• _Exercise brief_: Down to the last line, repeat the entries exactly and drop any image.

Data records for software interfaces
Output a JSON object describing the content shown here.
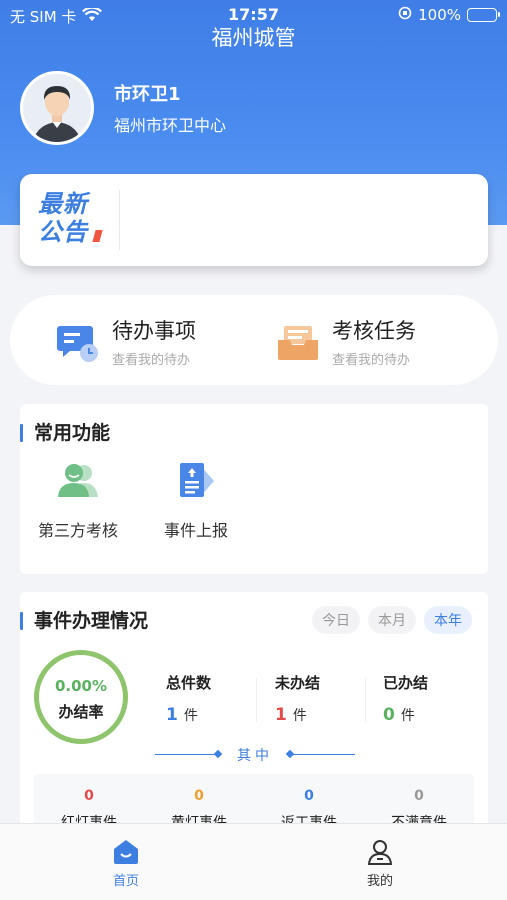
{
  "status_bar": {
    "carrier": "无 SIM 卡",
    "time": "17:57",
    "battery": "100%"
  },
  "header": {
    "title": "福州城管"
  },
  "profile": {
    "name": "市环卫1",
    "org": "福州市环卫中心"
  },
  "notice": {
    "logo_line1": "最新",
    "logo_line2": "公告"
  },
  "tasks": [
    {
      "title": "待办事项",
      "subtitle": "查看我的待办",
      "icon": "message-clock-icon"
    },
    {
      "title": "考核任务",
      "subtitle": "查看我的待办",
      "icon": "inbox-tray-icon"
    }
  ],
  "common_functions": {
    "title": "常用功能",
    "items": [
      {
        "label": "第三方考核",
        "icon": "users-icon"
      },
      {
        "label": "事件上报",
        "icon": "report-upload-icon"
      }
    ]
  },
  "events": {
    "title": "事件办理情况",
    "periods": [
      "今日",
      "本月",
      "本年"
    ],
    "active_period": "本年",
    "rate_value": "0.00%",
    "rate_label": "办结率",
    "stats": [
      {
        "label": "总件数",
        "value": "1",
        "unit": "件",
        "color": "#3d7fe0"
      },
      {
        "label": "未办结",
        "value": "1",
        "unit": "件",
        "color": "#e24b4b"
      },
      {
        "label": "已办结",
        "value": "0",
        "unit": "件",
        "color": "#5bb15f"
      }
    ],
    "divider_text": "其中",
    "sub_stats": [
      {
        "label": "红灯事件",
        "value": "0",
        "color": "#e24b4b"
      },
      {
        "label": "黄灯事件",
        "value": "0",
        "color": "#f0a030"
      },
      {
        "label": "返工事件",
        "value": "0",
        "color": "#3d7fe0"
      },
      {
        "label": "不满意件",
        "value": "0",
        "color": "#999999"
      }
    ]
  },
  "tabbar": {
    "items": [
      {
        "label": "首页",
        "icon": "home-icon",
        "active": true
      },
      {
        "label": "我的",
        "icon": "person-icon",
        "active": false
      }
    ],
    "active_color": "#3d7fe0"
  }
}
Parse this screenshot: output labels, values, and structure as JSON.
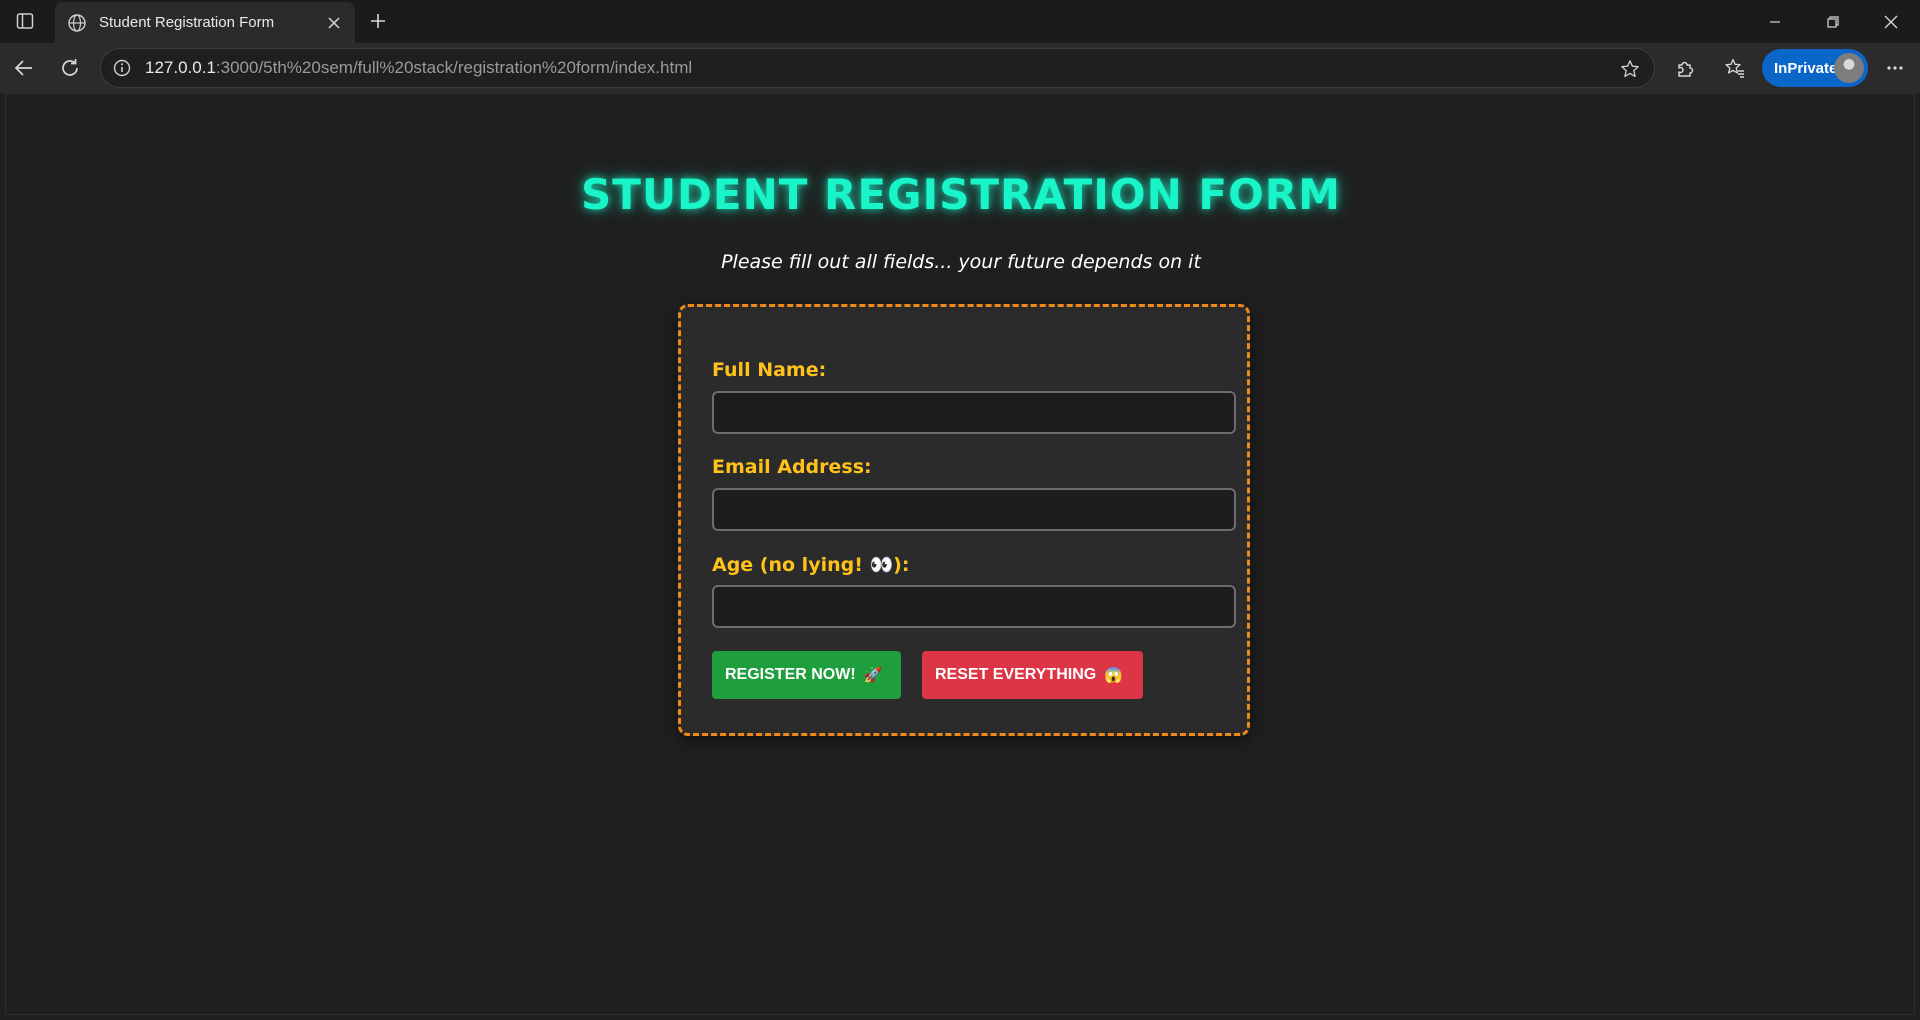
{
  "browser": {
    "tab_title": "Student Registration Form",
    "url_host": "127.0.0.1",
    "url_rest": ":3000/5th%20sem/full%20stack/registration%20form/index.html",
    "inprivate_label": "InPrivate",
    "icons": {
      "tab_actions": "tab-actions-icon",
      "favicon": "globe-icon",
      "close_tab": "close-icon",
      "new_tab": "plus-icon",
      "back": "back-arrow-icon",
      "refresh": "refresh-icon",
      "site_info": "info-icon",
      "favorite": "star-icon",
      "extensions": "puzzle-icon",
      "favorites": "favorites-icon",
      "more": "more-icon",
      "minimize": "minimize-icon",
      "restore": "restore-icon",
      "close_window": "close-icon"
    }
  },
  "page": {
    "title": "STUDENT REGISTRATION FORM",
    "subtitle": "Please fill out all fields... your future depends on it"
  },
  "form": {
    "full_name": {
      "label": "Full Name:",
      "value": "",
      "placeholder": ""
    },
    "email": {
      "label": "Email Address:",
      "value": "",
      "placeholder": ""
    },
    "age": {
      "label": "Age (no lying! 👀):",
      "value": "",
      "placeholder": ""
    },
    "register_label": "REGISTER NOW!",
    "register_emoji": "🚀",
    "reset_label": "RESET EVERYTHING",
    "reset_emoji": "😱"
  },
  "colors": {
    "title": "#19f5c9",
    "label": "#ffc21a",
    "card_border": "#f08a16",
    "register": "#1f9e3d",
    "reset": "#dc3545",
    "inprivate": "#0a66c9"
  }
}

• _The answer_:
Output a JSON object describing the content shown here.
{
  "status_bar": {
    "carrier": "无 SIM 卡",
    "time": "17:57",
    "battery": "100%"
  },
  "header": {
    "title": "福州城管"
  },
  "profile": {
    "name": "市环卫1",
    "org": "福州市环卫中心"
  },
  "notice": {
    "logo_line1": "最新",
    "logo_line2": "公告"
  },
  "tasks": [
    {
      "title": "待办事项",
      "subtitle": "查看我的待办",
      "icon": "message-clock-icon"
    },
    {
      "title": "考核任务",
      "subtitle": "查看我的待办",
      "icon": "inbox-tray-icon"
    }
  ],
  "common_functions": {
    "title": "常用功能",
    "items": [
      {
        "label": "第三方考核",
        "icon": "users-icon"
      },
      {
        "label": "事件上报",
        "icon": "report-upload-icon"
      }
    ]
  },
  "events": {
    "title": "事件办理情况",
    "periods": [
      "今日",
      "本月",
      "本年"
    ],
    "active_period": "本年",
    "rate_value": "0.00%",
    "rate_label": "办结率",
    "stats": [
      {
        "label": "总件数",
        "value": "1",
        "unit": "件",
        "color": "#3d7fe0"
      },
      {
        "label": "未办结",
        "value": "1",
        "unit": "件",
        "color": "#e24b4b"
      },
      {
        "label": "已办结",
        "value": "0",
        "unit": "件",
        "color": "#5bb15f"
      }
    ],
    "divider_text": "其中",
    "sub_stats": [
      {
        "label": "红灯事件",
        "value": "0",
        "color": "#e24b4b"
      },
      {
        "label": "黄灯事件",
        "value": "0",
        "color": "#f0a030"
      },
      {
        "label": "返工事件",
        "value": "0",
        "color": "#3d7fe0"
      },
      {
        "label": "不满意件",
        "value": "0",
        "color": "#999999"
      }
    ]
  },
  "tabbar": {
    "items": [
      {
        "label": "首页",
        "icon": "home-icon",
        "active": true
      },
      {
        "label": "我的",
        "icon": "person-icon",
        "active": false
      }
    ],
    "active_color": "#3d7fe0"
  }
}
Parse this screenshot: output labels, values, and structure as JSON.
{
  "browser": {
    "tab_title": "Student Registration Form",
    "url_host": "127.0.0.1",
    "url_rest": ":3000/5th%20sem/full%20stack/registration%20form/index.html",
    "inprivate_label": "InPrivate",
    "icons": {
      "tab_actions": "tab-actions-icon",
      "favicon": "globe-icon",
      "close_tab": "close-icon",
      "new_tab": "plus-icon",
      "back": "back-arrow-icon",
      "refresh": "refresh-icon",
      "site_info": "info-icon",
      "favorite": "star-icon",
      "extensions": "puzzle-icon",
      "favorites": "favorites-icon",
      "more": "more-icon",
      "minimize": "minimize-icon",
      "restore": "restore-icon",
      "close_window": "close-icon"
    }
  },
  "page": {
    "title": "STUDENT REGISTRATION FORM",
    "subtitle": "Please fill out all fields... your future depends on it"
  },
  "form": {
    "full_name": {
      "label": "Full Name:",
      "value": "",
      "placeholder": ""
    },
    "email": {
      "label": "Email Address:",
      "value": "",
      "placeholder": ""
    },
    "age": {
      "label": "Age (no lying! 👀):",
      "value": "",
      "placeholder": ""
    },
    "register_label": "REGISTER NOW!",
    "register_emoji": "🚀",
    "reset_label": "RESET EVERYTHING",
    "reset_emoji": "😱"
  },
  "colors": {
    "title": "#19f5c9",
    "label": "#ffc21a",
    "card_border": "#f08a16",
    "register": "#1f9e3d",
    "reset": "#dc3545",
    "inprivate": "#0a66c9"
  }
}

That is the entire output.